If a line in the entries below includes "this", pick it out and copy it.

Data about app and page elements
----

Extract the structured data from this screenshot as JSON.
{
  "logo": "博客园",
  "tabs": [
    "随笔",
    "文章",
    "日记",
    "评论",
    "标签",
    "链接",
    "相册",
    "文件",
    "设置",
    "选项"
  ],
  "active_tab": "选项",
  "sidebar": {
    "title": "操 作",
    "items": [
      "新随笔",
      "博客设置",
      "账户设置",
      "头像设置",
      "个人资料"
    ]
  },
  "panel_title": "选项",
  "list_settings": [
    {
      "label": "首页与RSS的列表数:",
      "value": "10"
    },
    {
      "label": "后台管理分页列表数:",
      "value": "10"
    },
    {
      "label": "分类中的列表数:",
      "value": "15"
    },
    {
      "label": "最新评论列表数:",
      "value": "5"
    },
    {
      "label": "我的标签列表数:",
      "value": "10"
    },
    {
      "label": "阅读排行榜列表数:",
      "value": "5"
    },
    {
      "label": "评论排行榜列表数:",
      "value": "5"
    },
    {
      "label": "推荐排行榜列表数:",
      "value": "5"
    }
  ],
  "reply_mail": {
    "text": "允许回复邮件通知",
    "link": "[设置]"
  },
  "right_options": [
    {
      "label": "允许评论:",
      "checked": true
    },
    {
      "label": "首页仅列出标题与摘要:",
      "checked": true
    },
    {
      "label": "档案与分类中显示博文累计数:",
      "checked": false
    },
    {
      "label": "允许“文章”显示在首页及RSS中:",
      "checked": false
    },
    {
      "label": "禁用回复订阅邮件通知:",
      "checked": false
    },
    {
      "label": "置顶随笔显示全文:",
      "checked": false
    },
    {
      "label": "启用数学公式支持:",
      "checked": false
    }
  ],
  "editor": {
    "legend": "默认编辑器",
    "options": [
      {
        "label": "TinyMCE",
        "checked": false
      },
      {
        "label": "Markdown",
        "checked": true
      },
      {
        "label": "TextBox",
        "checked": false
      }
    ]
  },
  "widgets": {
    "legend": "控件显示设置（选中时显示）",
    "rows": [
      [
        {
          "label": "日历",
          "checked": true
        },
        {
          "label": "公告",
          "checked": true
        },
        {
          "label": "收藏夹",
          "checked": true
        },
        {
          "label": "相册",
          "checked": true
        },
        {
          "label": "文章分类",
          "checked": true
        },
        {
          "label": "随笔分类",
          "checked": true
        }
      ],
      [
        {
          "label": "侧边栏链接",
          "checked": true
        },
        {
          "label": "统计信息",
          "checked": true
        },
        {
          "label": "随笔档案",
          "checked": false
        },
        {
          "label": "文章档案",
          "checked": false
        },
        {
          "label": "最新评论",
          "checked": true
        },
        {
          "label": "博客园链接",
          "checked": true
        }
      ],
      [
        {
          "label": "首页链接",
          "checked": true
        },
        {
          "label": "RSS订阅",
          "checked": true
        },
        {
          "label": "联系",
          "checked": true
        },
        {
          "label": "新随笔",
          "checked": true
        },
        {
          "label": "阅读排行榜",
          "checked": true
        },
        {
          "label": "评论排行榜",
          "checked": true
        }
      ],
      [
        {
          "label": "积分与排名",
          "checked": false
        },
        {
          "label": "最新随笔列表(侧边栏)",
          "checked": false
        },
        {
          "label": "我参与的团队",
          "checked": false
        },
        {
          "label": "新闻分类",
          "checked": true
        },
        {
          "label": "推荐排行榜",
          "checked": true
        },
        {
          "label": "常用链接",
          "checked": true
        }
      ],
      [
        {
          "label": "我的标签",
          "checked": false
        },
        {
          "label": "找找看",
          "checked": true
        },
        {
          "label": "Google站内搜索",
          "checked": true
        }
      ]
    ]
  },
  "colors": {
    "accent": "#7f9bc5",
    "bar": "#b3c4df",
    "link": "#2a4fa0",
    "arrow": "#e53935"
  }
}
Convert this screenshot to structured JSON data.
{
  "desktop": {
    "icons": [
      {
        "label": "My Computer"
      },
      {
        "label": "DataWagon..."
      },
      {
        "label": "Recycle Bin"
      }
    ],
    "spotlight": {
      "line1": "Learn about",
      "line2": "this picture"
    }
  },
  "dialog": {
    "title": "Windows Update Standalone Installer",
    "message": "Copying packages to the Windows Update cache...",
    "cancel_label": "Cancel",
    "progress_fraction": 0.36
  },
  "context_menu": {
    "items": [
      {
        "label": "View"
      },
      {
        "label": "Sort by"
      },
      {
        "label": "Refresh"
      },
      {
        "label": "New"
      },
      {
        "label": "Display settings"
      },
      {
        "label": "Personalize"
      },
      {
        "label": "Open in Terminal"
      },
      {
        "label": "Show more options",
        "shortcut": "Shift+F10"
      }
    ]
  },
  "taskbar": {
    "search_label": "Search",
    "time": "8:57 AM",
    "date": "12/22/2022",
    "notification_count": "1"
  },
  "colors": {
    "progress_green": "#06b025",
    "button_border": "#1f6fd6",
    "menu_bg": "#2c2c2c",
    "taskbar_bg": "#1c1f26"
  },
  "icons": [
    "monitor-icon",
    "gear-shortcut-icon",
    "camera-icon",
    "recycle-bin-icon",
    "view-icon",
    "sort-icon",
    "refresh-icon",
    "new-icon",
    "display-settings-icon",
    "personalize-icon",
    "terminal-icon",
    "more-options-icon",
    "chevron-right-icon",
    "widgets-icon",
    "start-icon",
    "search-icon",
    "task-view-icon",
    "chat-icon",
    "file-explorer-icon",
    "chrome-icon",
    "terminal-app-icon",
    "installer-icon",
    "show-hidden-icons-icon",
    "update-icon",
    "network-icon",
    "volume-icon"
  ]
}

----

■ Finished exercise ■
Extract the structured data from this screenshot as JSON.
Convert this screenshot to structured JSON data.
      "line2": "this picture"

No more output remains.